Vegetable Disease Updates: August 30, 2017

Within the past week, there have been three separate reports of downy mildew on jack-o-lantern pumpkin in eastern Virginia.
Vegetable Disease Updates: August 30, 2017 - Articles

Updated: October 12, 2017

Vegetable Disease Updates: August 30, 2017

Downy mildew on pumpkin. Photo: Beth K. Gugino, Penn State

These closer sources will put pumpkin crops more at risk especially if the forecasted rainy weather originates from movement up the east coast. Depending on how close you are to harvest, you may want to consider including a downy mildew specific fungicide in your pumpkin fungicide program although protectant fungicides will also help protect where they are applied. Downy mildew will not directly infect the pumpkin fruit but rather will reduce fruit quality through poor ripening or sunscald as a result of a reduced foliar canopy. If your leaves are already down then including a downy mildew specific fungicide is not necessary. However consider making one more application for powdery mildew to protect the handles which are now more exposed to maintain the integrity of the handles post-harvest.

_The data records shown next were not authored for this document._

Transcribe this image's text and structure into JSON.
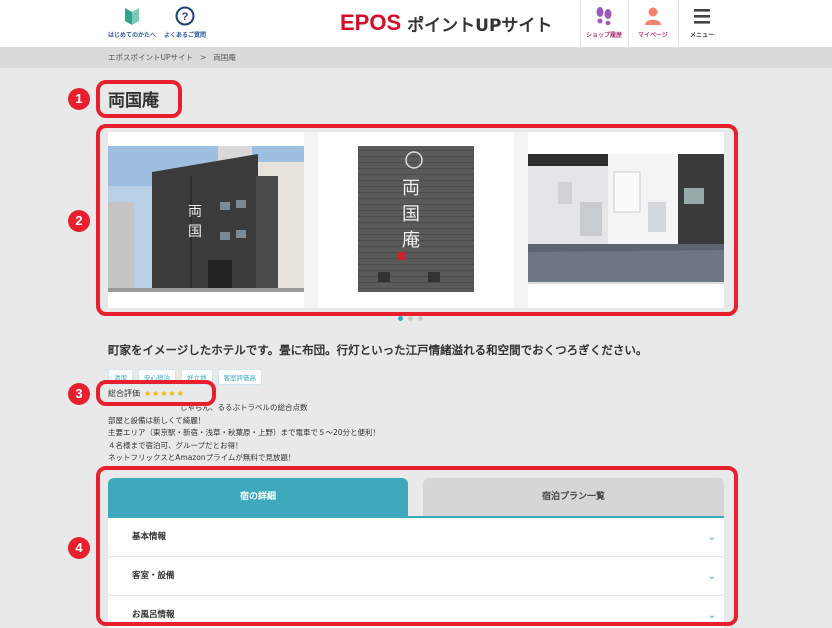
{
  "header": {
    "nav_beginner": "はじめてのかたへ",
    "nav_faq": "よくあるご質問",
    "logo_brand": "EPOS",
    "logo_site": "ポイントUPサイト",
    "nav_shop": "ショップ履歴",
    "nav_mypage": "マイページ",
    "nav_menu": "メニュー",
    "brand_color": "#d40d28"
  },
  "breadcrumb": {
    "home": "エポスポイントUPサイト",
    "separator": ">",
    "current": "両国庵"
  },
  "page": {
    "title": "両国庵",
    "description": "町家をイメージしたホテルです。畳に布団。行灯といった江戸情緒溢れる和空間でおくつろぎください。",
    "tags": [
      "清潔",
      "安心宿泊",
      "好立地",
      "客室評価高"
    ],
    "rating_label": "総合評価",
    "rating_stars": "★★★★★",
    "info_lines": [
      "じゃらん、るるぶトラベルの総合点数",
      "部屋と設備は新しくて綺麗！",
      "主要エリア（東京駅・新宿・浅草・秋葉原・上野）まで電車で５～20分と便利！",
      "４名様まで宿泊可、グループだとお得！",
      "ネットフリックスとAmazonプライムが無料で見放題！"
    ]
  },
  "gallery": {
    "slides": [
      "hotel-exterior-photo",
      "hotel-sign-photo",
      "hotel-room-photo"
    ],
    "active_dot": 0
  },
  "tabs": {
    "details": "宿の詳細",
    "plans": "宿泊プラン一覧"
  },
  "accordion": [
    "基本情報",
    "客室・設備",
    "お風呂情報"
  ],
  "annotations": [
    "1",
    "2",
    "3",
    "4"
  ],
  "accent_color": "#3ea9bd",
  "annotation_color": "#e8202e"
}
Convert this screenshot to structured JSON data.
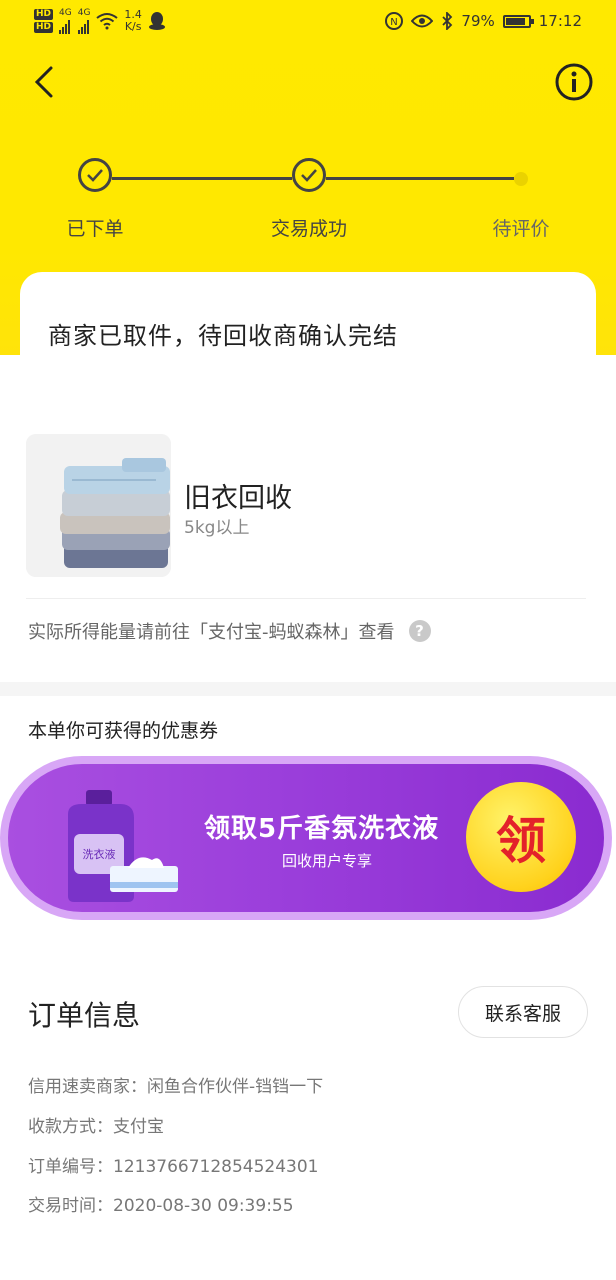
{
  "status_bar": {
    "hd1": "HD",
    "hd2": "HD",
    "net1": "4G",
    "net2": "4G",
    "speed_value": "1.4",
    "speed_unit": "K/s",
    "battery_percent": "79%",
    "battery_level": 0.79,
    "time": "17:12"
  },
  "progress": {
    "steps": [
      {
        "label": "已下单",
        "state": "done"
      },
      {
        "label": "交易成功",
        "state": "done"
      },
      {
        "label": "待评价",
        "state": "pending"
      }
    ]
  },
  "status": {
    "message": "商家已取件，待回收商确认完结"
  },
  "product": {
    "name": "旧衣回收",
    "spec": "5kg以上",
    "note": "实际所得能量请前往「支付宝-蚂蚁森林」查看"
  },
  "coupon": {
    "section_title": "本单你可获得的优惠券",
    "main_text": "领取5斤香氛洗衣液",
    "sub_text": "回收用户专享",
    "button_label": "领",
    "product_label": "洗衣液"
  },
  "order": {
    "title": "订单信息",
    "contact_label": "联系客服",
    "rows": [
      {
        "label": "信用速卖商家：",
        "value": "闲鱼合作伙伴-铛铛一下"
      },
      {
        "label": "收款方式：",
        "value": "支付宝"
      },
      {
        "label": "订单编号：",
        "value": "1213766712854524301"
      },
      {
        "label": "交易时间：",
        "value": "2020-08-30 09:39:55"
      }
    ]
  },
  "colors": {
    "header_yellow": "#FFE900",
    "coupon_purple": "#9B3FDB",
    "coupon_button": "#FFD21C"
  }
}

For the latest information on outbreaks and to receive email or text alerts please visit the Cucurbit Downy Mildew Forecasting website. Updates will also be made to the 1-800-PENN-IPM hotline weekly or more frequently if needed to provide growers with information that can be used to help make timely management decisions. The forecasted risk maps are also based on knowing where there are downy mildew infected fields (sources of the pathogen) so it is important if you suspect downy mildew on your farm contact by email at or by phone at 814-865-7328 or contact your local Penn State Extension Office.

Late Blight: Still a Concern

Although much of the early season potato crop is done for the season, late blight continues to remain a concern in late season tomatoes and potatoes. So far this season it has been confirmed in Chester, Indiana and Cumberland Co., PA. It is currently suspected but has not been confirmed on tomato in Mercer and Erie Co., PA and we were unable to confirm that the symptoms observed on the Lehigh Co. tomato sample were due to late blight. This is why sending samples in for confirmation is important and although pictures can be an important diagnostic tool, they are not a substitute for looking at an actual sample. The evening/night temperatures and dew periods continue to be favorable for late blight so please continue scouting - the season is not over just yet!

If you suspect late blight on your farm, please contact your local Penn State Extension Office or via email or by phone at 814-865-7328. We are interested in collecting samples so we can better understand how the pathogen population is changing both within and across growing seasons. Also for the information regarding where the latest confirmed outbreaks have been reported and to receive email or text alerts about when late blight has been confirmed with a personally defined radius from your location visit USBlight.org.

Authors

Integrated vegetable disease management Plant pathogen diagnosis Disease monitoring and forecasting Sustainable crop production

More by Beth K. Gugino, Ph.D.